UN struggling to cope with East Africa drought

July 12, 2011 - 7:14 AM
Kenya East Africa Drought

Sheik Yare Abdi washes the body of four-year-old Aden Ibrahim in preparation for burial in accordance with Somali tradition, inside the makeshift shelter where Aden's family lives amongst other newly-arrived Somali refugees on the outskirts of Ifo II Camp, outside Dadaab, Kenya, Tuesday, July 12, 2011. Doctors were unable to save Aden, who died of diarrhea-related dehydration after four days of inpatient care. U.N. refugee chief Antonio Guterres said Sunday that drought-ridden Somalia is the

GENEVA (AP) — U.N. officials sounded the alarm Tuesday about a deepening crisis in East Africa, saying they are struggling to cope with the number of people on the move in the region because of the severe drought and continued fighting in Somalia.

Adrian Edwards, a spokesman for the United Nations refugee agency, told reporters in Geneva that the U.N. is unable to say how many people are on the move in East Africa right now but "the prognosis looks very poor indeed at the moment" for helping all of those in dire need.

Edwards said thousands of people, mostly Somalis, are arriving at the Dadaab camp in Kenya alone each week.

The World Health Organization said children are at particular risk, with child malnutrition rates rising steeply in recent months. The U.N. children's agency, UNICEF, said 65,000 children in Kenya alone are at acute risk of dying.

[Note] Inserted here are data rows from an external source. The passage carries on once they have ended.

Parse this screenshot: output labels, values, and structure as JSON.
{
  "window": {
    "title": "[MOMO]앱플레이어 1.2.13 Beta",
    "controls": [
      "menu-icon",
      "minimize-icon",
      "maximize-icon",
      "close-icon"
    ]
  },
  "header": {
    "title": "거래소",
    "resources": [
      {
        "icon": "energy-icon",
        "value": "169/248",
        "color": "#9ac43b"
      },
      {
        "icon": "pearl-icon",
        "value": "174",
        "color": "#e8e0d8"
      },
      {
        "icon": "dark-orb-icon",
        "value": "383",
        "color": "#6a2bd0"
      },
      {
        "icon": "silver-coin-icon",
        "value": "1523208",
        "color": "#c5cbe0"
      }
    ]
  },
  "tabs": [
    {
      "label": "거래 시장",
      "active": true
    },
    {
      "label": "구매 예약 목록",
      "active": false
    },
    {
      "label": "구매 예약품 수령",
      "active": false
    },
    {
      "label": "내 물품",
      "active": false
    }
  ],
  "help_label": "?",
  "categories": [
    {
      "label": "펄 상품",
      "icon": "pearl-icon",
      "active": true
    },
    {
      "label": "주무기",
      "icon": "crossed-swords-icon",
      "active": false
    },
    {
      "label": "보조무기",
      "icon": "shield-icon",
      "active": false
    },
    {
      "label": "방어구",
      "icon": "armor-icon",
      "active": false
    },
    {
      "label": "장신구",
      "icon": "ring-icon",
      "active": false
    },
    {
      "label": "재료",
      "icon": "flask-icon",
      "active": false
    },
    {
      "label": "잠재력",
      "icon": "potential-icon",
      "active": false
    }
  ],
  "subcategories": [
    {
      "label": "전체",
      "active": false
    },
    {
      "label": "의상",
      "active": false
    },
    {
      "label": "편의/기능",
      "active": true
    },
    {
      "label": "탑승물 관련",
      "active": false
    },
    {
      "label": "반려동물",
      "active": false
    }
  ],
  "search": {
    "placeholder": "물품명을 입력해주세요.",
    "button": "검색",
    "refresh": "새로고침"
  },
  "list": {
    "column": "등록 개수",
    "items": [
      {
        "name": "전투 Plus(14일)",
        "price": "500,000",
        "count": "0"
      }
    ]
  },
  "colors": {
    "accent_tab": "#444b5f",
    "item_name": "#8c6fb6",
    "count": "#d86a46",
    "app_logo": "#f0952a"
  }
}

World Food Program Executive Director Josette Sheeran said the drought has left millions hungry, farmers at risk of losing their livelihoods and the lives of hundreds of thousands of children at risk.

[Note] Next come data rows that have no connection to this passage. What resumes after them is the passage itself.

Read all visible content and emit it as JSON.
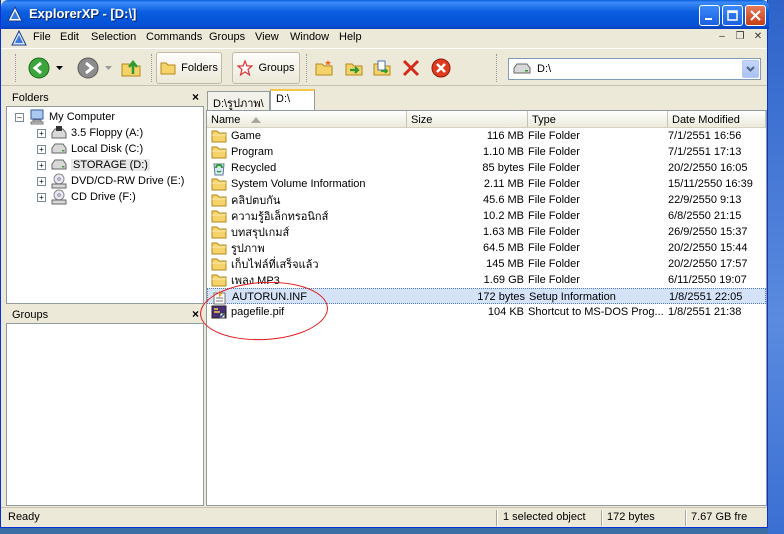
{
  "window": {
    "title": "ExplorerXP - [D:\\]"
  },
  "menu": {
    "items": [
      "File",
      "Edit",
      "Selection",
      "Commands",
      "Groups",
      "View",
      "Window",
      "Help"
    ]
  },
  "toolbar": {
    "folders_label": "Folders",
    "groups_label": "Groups",
    "address_value": "D:\\"
  },
  "folders_pane": {
    "title": "Folders",
    "tree": [
      {
        "label": "My Computer",
        "icon": "computer-icon"
      },
      {
        "label": "3.5 Floppy (A:)",
        "icon": "floppy-icon"
      },
      {
        "label": "Local Disk (C:)",
        "icon": "hard-disk-icon"
      },
      {
        "label": "STORAGE (D:)",
        "icon": "hard-disk-icon"
      },
      {
        "label": "DVD/CD-RW Drive (E:)",
        "icon": "cd-drive-icon"
      },
      {
        "label": "CD Drive (F:)",
        "icon": "cd-drive-icon"
      }
    ]
  },
  "groups_pane": {
    "title": "Groups"
  },
  "tabs": [
    "D:\\รูปภาพ\\",
    "D:\\"
  ],
  "columns": {
    "name": "Name",
    "size": "Size",
    "type": "Type",
    "date": "Date Modified"
  },
  "files": [
    {
      "name": "Game",
      "size": "116 MB",
      "type": "File Folder",
      "date": "7/1/2551 16:56",
      "icon": "folder-icon"
    },
    {
      "name": "Program",
      "size": "1.10 MB",
      "type": "File Folder",
      "date": "7/1/2551 17:13",
      "icon": "folder-icon"
    },
    {
      "name": "Recycled",
      "size": "85 bytes",
      "type": "File Folder",
      "date": "20/2/2550 16:05",
      "icon": "recycle-bin-icon"
    },
    {
      "name": "System Volume Information",
      "size": "2.11 MB",
      "type": "File Folder",
      "date": "15/11/2550 16:39",
      "icon": "folder-icon"
    },
    {
      "name": "คลิปตบกัน",
      "size": "45.6 MB",
      "type": "File Folder",
      "date": "22/9/2550 9:13",
      "icon": "folder-icon"
    },
    {
      "name": "ความรู้อิเล็กทรอนิกส์",
      "size": "10.2 MB",
      "type": "File Folder",
      "date": "6/8/2550 21:15",
      "icon": "folder-icon"
    },
    {
      "name": "บทสรุปเกมส์",
      "size": "1.63 MB",
      "type": "File Folder",
      "date": "26/9/2550 15:37",
      "icon": "folder-icon"
    },
    {
      "name": "รูปภาพ",
      "size": "64.5 MB",
      "type": "File Folder",
      "date": "20/2/2550 15:44",
      "icon": "folder-icon"
    },
    {
      "name": "เก็บไฟล์ที่เสร็จแล้ว",
      "size": "145 MB",
      "type": "File Folder",
      "date": "20/2/2550 17:57",
      "icon": "folder-icon"
    },
    {
      "name": "เพลง MP3",
      "size": "1.69 GB",
      "type": "File Folder",
      "date": "6/11/2550 19:07",
      "icon": "folder-icon"
    },
    {
      "name": "AUTORUN.INF",
      "size": "172 bytes",
      "type": "Setup Information",
      "date": "1/8/2551 22:05",
      "icon": "setup-file-icon"
    },
    {
      "name": "pagefile.pif",
      "size": "104 KB",
      "type": "Shortcut to MS-DOS Prog...",
      "date": "1/8/2551 21:38",
      "icon": "pif-shortcut-icon"
    }
  ],
  "selected_row": 10,
  "status": {
    "ready": "Ready",
    "selection": "1 selected object",
    "selection_size": "172 bytes",
    "free_space": "7.67 GB fre"
  }
}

She said WFP is urgently scaling up food deliveries, but the agency must come up with $189 million more in donations to cover the $477 million that it needs to provide the help that is required in the Horn of Africa.

Shamsul Bari, the U.N.'s independent expert on human rights in Somalia, said in a statement Tuesday that the situation is "markedly worse" than in March, when he complained the world was slow to react, and that thousands of Somalis are fleeing to Ethiopia, Kenya, and Djibouti every day.

Bari warned that nations must immediately step in to provide broad assistance or millions of people will starve to death in Somalia and the Horn of Africa. Somalis are experiencing "the most acute humanitarian tragedy in the world today," Bari said, because of violence and severe drought.

Olivier De Schutter, the U.N.'s special investigator on the right to food, said 10 million in northern Kenya, Ethiopia, Somalia, Eritrea and South Sudan are at immediate risk of starvation because of the worst regional drought in 60 years.